Repeat the records below exactly as they appear.

#### Dataset:
=-=-=-=-=

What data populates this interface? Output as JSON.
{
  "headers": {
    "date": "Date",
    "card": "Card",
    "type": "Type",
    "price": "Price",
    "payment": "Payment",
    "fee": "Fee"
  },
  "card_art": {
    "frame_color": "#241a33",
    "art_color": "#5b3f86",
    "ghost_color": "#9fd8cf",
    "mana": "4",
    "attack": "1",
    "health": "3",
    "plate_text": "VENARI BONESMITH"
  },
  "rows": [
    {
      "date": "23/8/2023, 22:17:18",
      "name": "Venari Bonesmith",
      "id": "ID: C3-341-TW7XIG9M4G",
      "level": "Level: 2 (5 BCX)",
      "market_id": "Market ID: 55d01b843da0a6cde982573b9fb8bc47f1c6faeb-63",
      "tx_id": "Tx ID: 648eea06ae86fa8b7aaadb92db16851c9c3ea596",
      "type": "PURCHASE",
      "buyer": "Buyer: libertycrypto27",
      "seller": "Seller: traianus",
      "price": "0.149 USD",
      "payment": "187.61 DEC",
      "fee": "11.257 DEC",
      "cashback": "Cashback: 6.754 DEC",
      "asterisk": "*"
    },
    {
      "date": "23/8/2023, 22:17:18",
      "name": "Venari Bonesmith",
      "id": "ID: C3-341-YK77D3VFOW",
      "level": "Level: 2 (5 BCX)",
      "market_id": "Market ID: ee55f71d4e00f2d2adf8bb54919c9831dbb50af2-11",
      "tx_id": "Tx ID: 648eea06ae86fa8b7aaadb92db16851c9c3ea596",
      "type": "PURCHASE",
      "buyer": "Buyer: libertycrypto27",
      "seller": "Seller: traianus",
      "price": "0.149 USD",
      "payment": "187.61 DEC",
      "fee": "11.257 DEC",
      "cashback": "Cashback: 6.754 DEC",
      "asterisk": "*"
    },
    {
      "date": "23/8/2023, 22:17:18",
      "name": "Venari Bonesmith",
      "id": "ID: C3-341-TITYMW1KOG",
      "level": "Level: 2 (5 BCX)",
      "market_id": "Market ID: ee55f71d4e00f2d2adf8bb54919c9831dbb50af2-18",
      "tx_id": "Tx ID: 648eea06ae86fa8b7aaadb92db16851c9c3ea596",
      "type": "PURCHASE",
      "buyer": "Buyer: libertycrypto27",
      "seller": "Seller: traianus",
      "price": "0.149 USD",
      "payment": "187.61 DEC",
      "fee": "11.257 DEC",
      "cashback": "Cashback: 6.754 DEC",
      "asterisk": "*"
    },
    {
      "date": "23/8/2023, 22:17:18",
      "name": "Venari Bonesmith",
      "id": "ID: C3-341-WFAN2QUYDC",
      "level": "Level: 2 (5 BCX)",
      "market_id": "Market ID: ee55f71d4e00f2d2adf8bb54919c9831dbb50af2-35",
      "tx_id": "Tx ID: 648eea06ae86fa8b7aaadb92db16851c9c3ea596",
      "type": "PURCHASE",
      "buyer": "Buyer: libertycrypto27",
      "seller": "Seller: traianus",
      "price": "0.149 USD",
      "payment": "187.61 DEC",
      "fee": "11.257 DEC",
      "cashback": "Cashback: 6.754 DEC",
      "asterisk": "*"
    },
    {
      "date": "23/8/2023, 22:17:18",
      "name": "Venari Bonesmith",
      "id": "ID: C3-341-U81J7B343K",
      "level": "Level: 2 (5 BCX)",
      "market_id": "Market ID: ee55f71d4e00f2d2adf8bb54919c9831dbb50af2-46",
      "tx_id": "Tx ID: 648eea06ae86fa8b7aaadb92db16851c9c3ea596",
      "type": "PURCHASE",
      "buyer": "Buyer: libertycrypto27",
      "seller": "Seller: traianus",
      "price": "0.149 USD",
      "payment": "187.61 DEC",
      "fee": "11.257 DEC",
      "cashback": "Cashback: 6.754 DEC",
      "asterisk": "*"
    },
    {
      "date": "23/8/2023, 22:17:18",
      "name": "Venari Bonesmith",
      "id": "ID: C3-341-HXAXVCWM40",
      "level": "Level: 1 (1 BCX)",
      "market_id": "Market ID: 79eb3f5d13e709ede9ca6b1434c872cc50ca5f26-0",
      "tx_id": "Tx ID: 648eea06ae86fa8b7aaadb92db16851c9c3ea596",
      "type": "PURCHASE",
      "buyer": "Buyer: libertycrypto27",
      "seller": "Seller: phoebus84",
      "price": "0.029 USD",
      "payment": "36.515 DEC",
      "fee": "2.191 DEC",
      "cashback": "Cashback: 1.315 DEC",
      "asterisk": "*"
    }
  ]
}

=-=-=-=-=

#### The answer:
What data populates this interface? Output as JSON.
{
  "headers": {
    "date": "Date",
    "card": "Card",
    "type": "Type",
    "price": "Price",
    "payment": "Payment",
    "fee": "Fee"
  },
  "card_art": {
    "frame_color": "#241a33",
    "art_color": "#5b3f86",
    "ghost_color": "#9fd8cf",
    "mana": "4",
    "attack": "1",
    "health": "3",
    "plate_text": "VENARI BONESMITH"
  },
  "rows": [
    {
      "date": "23/8/2023, 22:17:18",
      "name": "Venari Bonesmith",
      "id": "ID: C3-341-TW7XIG9M4G",
      "level": "Level: 2 (5 BCX)",
      "market_id": "Market ID: 55d01b843da0a6cde982573b9fb8bc47f1c6faeb-63",
      "tx_id": "Tx ID: 648eea06ae86fa8b7aaadb92db16851c9c3ea596",
      "type": "PURCHASE",
      "buyer": "Buyer: libertycrypto27",
      "seller": "Seller: traianus",
      "price": "0.149 USD",
      "payment": "187.61 DEC",
      "fee": "11.257 DEC",
      "cashback": "Cashback: 6.754 DEC",
      "asterisk": "*"
    },
    {
      "date": "23/8/2023, 22:17:18",
      "name": "Venari Bonesmith",
      "id": "ID: C3-341-YK77D3VFOW",
      "level": "Level: 2 (5 BCX)",
      "market_id": "Market ID: ee55f71d4e00f2d2adf8bb54919c9831dbb50af2-11",
      "tx_id": "Tx ID: 648eea06ae86fa8b7aaadb92db16851c9c3ea596",
      "type": "PURCHASE",
      "buyer": "Buyer: libertycrypto27",
      "seller": "Seller: traianus",
      "price": "0.149 USD",
      "payment": "187.61 DEC",
      "fee": "11.257 DEC",
      "cashback": "Cashback: 6.754 DEC",
      "asterisk": "*"
    },
    {
      "date": "23/8/2023, 22:17:18",
      "name": "Venari Bonesmith",
      "id": "ID: C3-341-TITYMW1KOG",
      "level": "Level: 2 (5 BCX)",
      "market_id": "Market ID: ee55f71d4e00f2d2adf8bb54919c9831dbb50af2-18",
      "tx_id": "Tx ID: 648eea06ae86fa8b7aaadb92db16851c9c3ea596",
      "type": "PURCHASE",
      "buyer": "Buyer: libertycrypto27",
      "seller": "Seller: traianus",
      "price": "0.149 USD",
      "payment": "187.61 DEC",
      "fee": "11.257 DEC",
      "cashback": "Cashback: 6.754 DEC",
      "asterisk": "*"
    },
    {
      "date": "23/8/2023, 22:17:18",
      "name": "Venari Bonesmith",
      "id": "ID: C3-341-WFAN2QUYDC",
      "level": "Level: 2 (5 BCX)",
      "market_id": "Market ID: ee55f71d4e00f2d2adf8bb54919c9831dbb50af2-35",
      "tx_id": "Tx ID: 648eea06ae86fa8b7aaadb92db16851c9c3ea596",
      "type": "PURCHASE",
      "buyer": "Buyer: libertycrypto27",
      "seller": "Seller: traianus",
      "price": "0.149 USD",
      "payment": "187.61 DEC",
      "fee": "11.257 DEC",
      "cashback": "Cashback: 6.754 DEC",
      "asterisk": "*"
    },
    {
      "date": "23/8/2023, 22:17:18",
      "name": "Venari Bonesmith",
      "id": "ID: C3-341-U81J7B343K",
      "level": "Level: 2 (5 BCX)",
      "market_id": "Market ID: ee55f71d4e00f2d2adf8bb54919c9831dbb50af2-46",
      "tx_id": "Tx ID: 648eea06ae86fa8b7aaadb92db16851c9c3ea596",
      "type": "PURCHASE",
      "buyer": "Buyer: libertycrypto27",
      "seller": "Seller: traianus",
      "price": "0.149 USD",
      "payment": "187.61 DEC",
      "fee": "11.257 DEC",
      "cashback": "Cashback: 6.754 DEC",
      "asterisk": "*"
    },
    {
      "date": "23/8/2023, 22:17:18",
      "name": "Venari Bonesmith",
      "id": "ID: C3-341-HXAXVCWM40",
      "level": "Level: 1 (1 BCX)",
      "market_id": "Market ID: 79eb3f5d13e709ede9ca6b1434c872cc50ca5f26-0",
      "tx_id": "Tx ID: 648eea06ae86fa8b7aaadb92db16851c9c3ea596",
      "type": "PURCHASE",
      "buyer": "Buyer: libertycrypto27",
      "seller": "Seller: phoebus84",
      "price": "0.029 USD",
      "payment": "36.515 DEC",
      "fee": "2.191 DEC",
      "cashback": "Cashback: 1.315 DEC",
      "asterisk": "*"
    }
  ]
}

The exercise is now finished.